Then, midday, after a long, pounding switchback descent, we turn towards the Cirque of the Towers. They rise above the willowy meadows and the view is heart-stopping; like the first glimpse of the Tetons at sunset above the Snake River, a shock of sawing peaks. A view romantics would call sublime, and rightly so. They draw us up the trail.

We find a camp part way up the valley wall, on a grassy ledge with a snow-fed trickle for water and a front porch view of the towers. Marypat and the kids itch to explore, to do more than look. They drop packs, converse over the map huddled together like conspirators — Wolfs Head, Sharks Nose, Overhanging Tower.

Photo by Jed Conklin

Photo by Mary Pat

I feel the same itch, but I also imagine the talus fields, the snow glissades, the boulder hopping, the need to keep up. I opt to climb the trail to Big Sandy Pass instead. “I’ll set up camp,” I say. “When I see you coming I’ll start dinner.” They strike off, Beans trotting behind. Marypat turns and gives me a wave, blows a kiss. I can hear them chattering for half a mile.

To be honest, I crave the solitude. For a long time I sit in the sun, listening to the diminishing sound of my family, letting the warm airy silence lap around me; feeling that strange mix of humility and empowerment that surges up in places like this. Especially now, when I am so lucky to be here, so graced with the riches that have nothing to do with money.

Later I saunter up the trail to the narrow, rock-bound gap. On the other side the path bends down into the cool shadows, heading west, heading out. I turn back to the peaks, find a warm boulder, savor the view. Ravens circle above some snow, raucous and utterly at home. Air rushes up from the lowlands in sudden gusts.

EVERY DAY, AFTER LUNCH, the same game starts up with a new ball of wax. I participate, challenge myself, get better at the new focus required, but still fall short of my expectations. I retaliate with challenges of my own.

“Okay you guys,” I say, “you catch the ball with one eye closed.” I have them hop across a stream on tippy rocks with one eye shut, or teeter across on a skinny, bouncy log. They appreciate my plight in a momentary way.

Another night. Camp is set between East and West Echo Lakes, right at treeline. Dinner is preceded by a skinny dip. Camp routine is just that. I haven’t looked at a watch in days. We sleep without the rain fly. A meteor shower scratches bright trails through the dark. “Wow, did you see that one?” Sawyer asks.

It is still cool the next morning when we bump over the ridge overlooking the pair of lakes. A nuthatch calls. We stop to adjust clothing. Another vista full of peaks rolls away: Little El Capitan, Wind River Peak, Continental Tower.

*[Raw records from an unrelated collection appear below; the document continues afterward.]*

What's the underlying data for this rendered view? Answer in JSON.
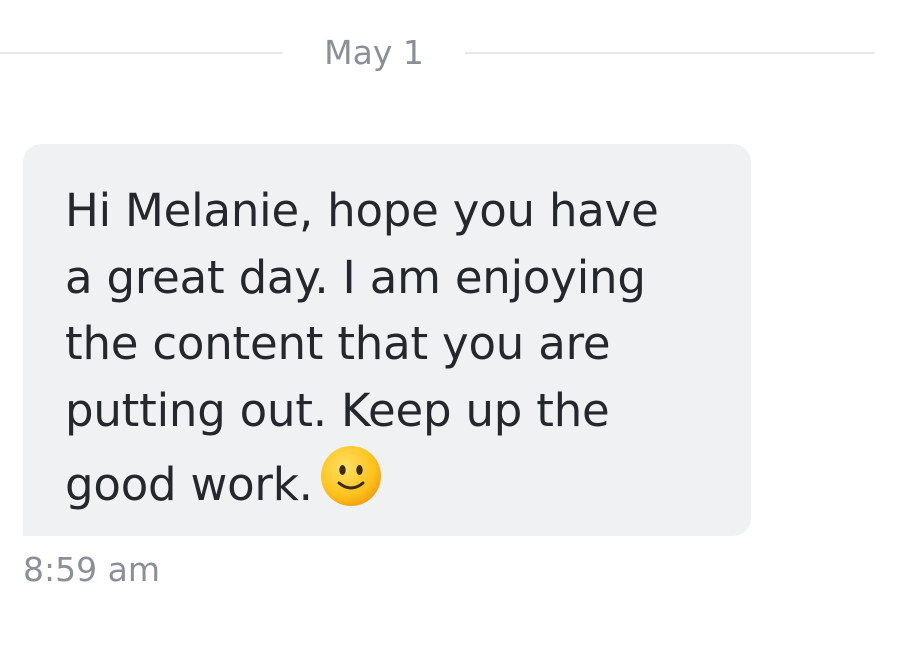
{
  "divider": {
    "date": "May 1"
  },
  "message": {
    "lines": [
      "Hi Melanie, hope you have",
      "a great day. I am enjoying",
      "the content that you are",
      "putting out. Keep up the",
      "good work."
    ],
    "emoji": "slightly-smiling-face-icon",
    "timestamp": "8:59 am"
  },
  "colors": {
    "background": "#ffffff",
    "bubble": "#f0f1f3",
    "text": "#24272b",
    "muted": "#8b9098",
    "divider_line": "#e6e7ea",
    "emoji_face": "#fcc21b"
  }
}
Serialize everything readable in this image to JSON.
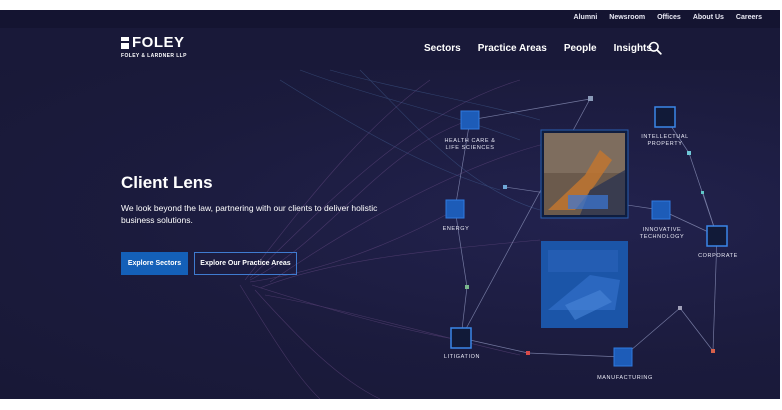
{
  "utility_nav": [
    "Alumni",
    "Newsroom",
    "Offices",
    "About Us",
    "Careers"
  ],
  "logo": {
    "name": "FOLEY",
    "subtitle": "FOLEY & LARDNER LLP"
  },
  "main_nav": [
    "Sectors",
    "Practice Areas",
    "People",
    "Insights"
  ],
  "search_icon": "search-icon",
  "hero": {
    "title": "Client Lens",
    "description": "We look beyond the law, partnering with our clients to deliver holistic business solutions.",
    "primary_button": "Explore Sectors",
    "secondary_button": "Explore Our Practice Areas"
  },
  "network_labels": {
    "health": "HEALTH CARE & LIFE SCIENCES",
    "ip": "INTELLECTUAL PROPERTY",
    "energy": "ENERGY",
    "tech": "INNOVATIVE TECHNOLOGY",
    "corporate": "CORPORATE",
    "litigation": "LITIGATION",
    "manufacturing": "MANUFACTURING"
  },
  "colors": {
    "background": "#1b1b3d",
    "accent_blue": "#1460b8",
    "node_blue": "#1f5fb8"
  }
}
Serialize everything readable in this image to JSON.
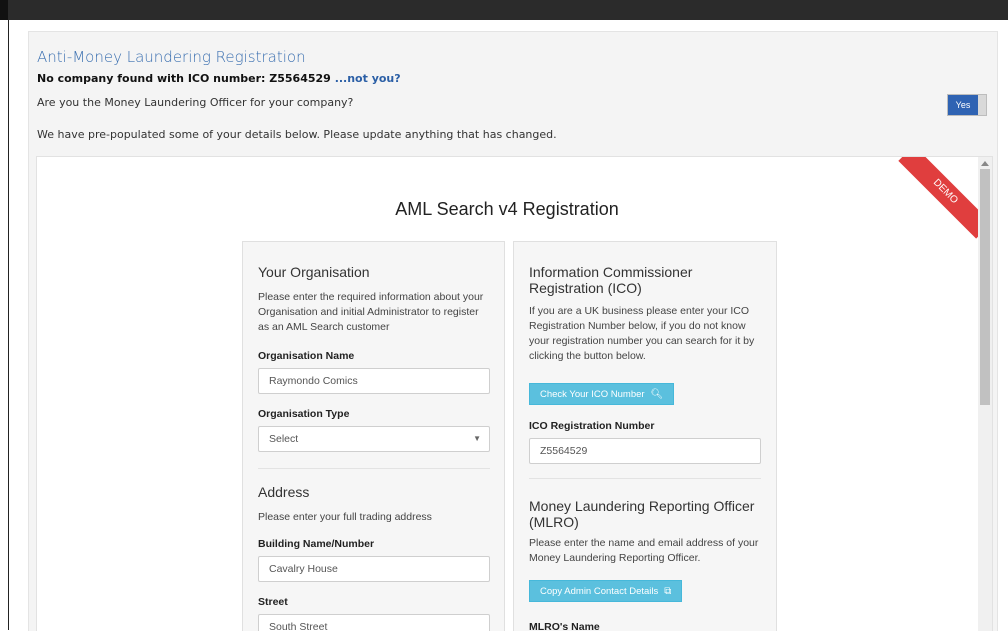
{
  "header": {
    "title": "Anti-Money Laundering Registration",
    "no_company_text": "No company found with ICO number: Z5564529",
    "not_you_link": "...not you?",
    "question": "Are you the Money Laundering Officer for your company?",
    "toggle_label": "Yes",
    "prepopulated_note": "We have pre-populated some of your details below. Please update anything that has changed."
  },
  "ribbon": "DEMO",
  "form": {
    "title": "AML Search v4 Registration",
    "organisation": {
      "heading": "Your Organisation",
      "description": "Please enter the required information about your Organisation and initial Administrator to register as an AML Search customer",
      "name_label": "Organisation Name",
      "name_value": "Raymondo Comics",
      "type_label": "Organisation Type",
      "type_value": "Select"
    },
    "address": {
      "heading": "Address",
      "description": "Please enter your full trading address",
      "building_label": "Building Name/Number",
      "building_value": "Cavalry House",
      "street_label": "Street",
      "street_value": "South Street"
    },
    "ico": {
      "heading": "Information Commissioner Registration (ICO)",
      "description": "If you are a UK business please enter your ICO Registration Number below, if you do not know your registration number you can search for it by clicking the button below.",
      "check_button": "Check Your ICO Number",
      "number_label": "ICO Registration Number",
      "number_value": "Z5564529"
    },
    "mlro": {
      "heading": "Money Laundering Reporting Officer (MLRO)",
      "description": "Please enter the name and email address of your Money Laundering Reporting Officer.",
      "copy_button": "Copy Admin Contact Details",
      "name_label": "MLRO's Name"
    }
  },
  "colors": {
    "link_blue": "#2b5fa6",
    "title_blue": "#3a6fb0",
    "toggle_blue": "#2f63b3",
    "button_info": "#5bc0de",
    "ribbon_red": "#e03e3e"
  }
}
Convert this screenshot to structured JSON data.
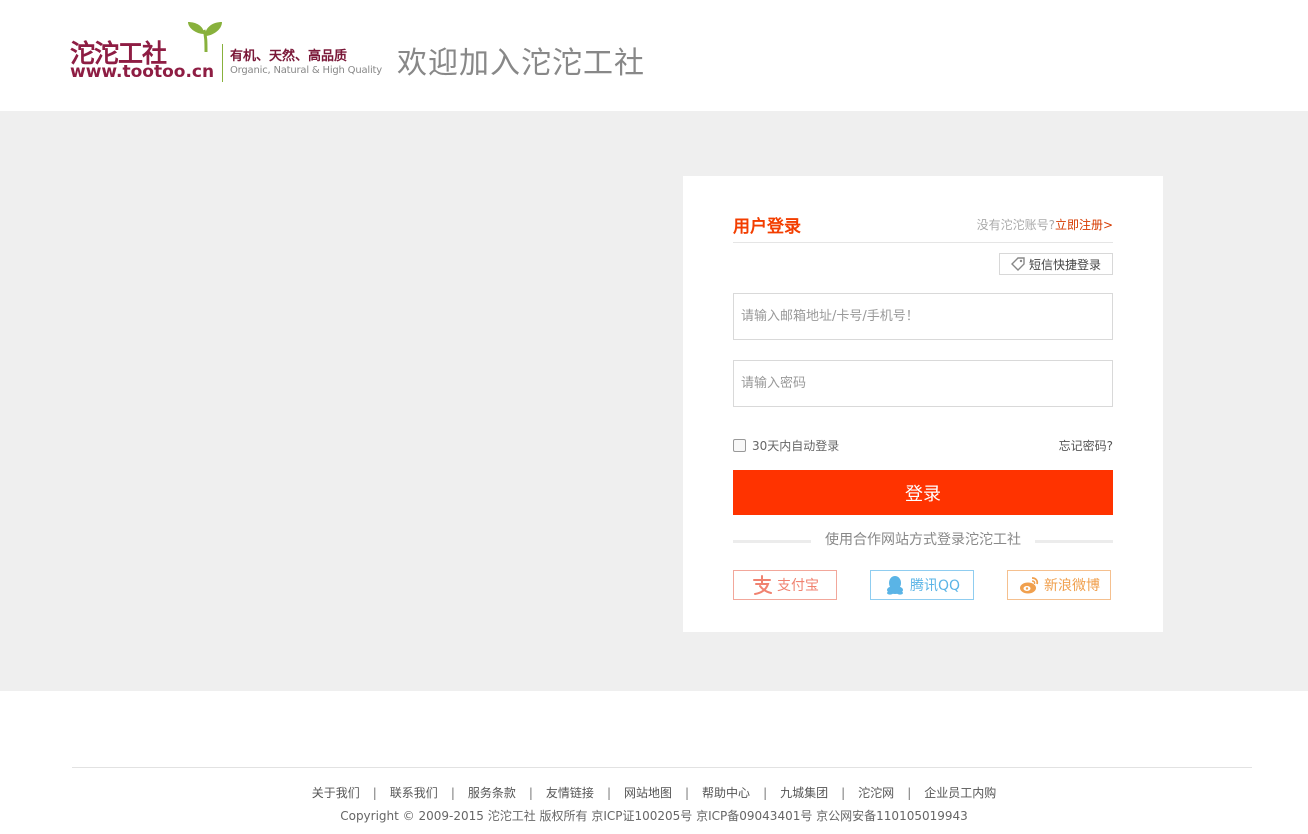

Marypat and I pore over the map. A route leads off, staying high, winding through lakes and glaciated outcrops. Peaks to climb. Country to get lost in. We are heading out, down the Popo Agie valley, but the lure of another trip sets its hook in our imaginations.

Another threshold, potent with exhilaration, waiting for us. We point things out, see how it could be done, wish we had another week. I remember the same longing when we stood at Adams Pass and Marypat was seven months pregnant, how we promised to be back.

“Wow, that looks really cool over there,” Marypat says.

“Let’s not wait 20 years this time, okay?”

I fold the map and stow it in the lid of my pack. Ruby fishes out yesterday’s wax ball from a side pocket, raises an eyebrow at me.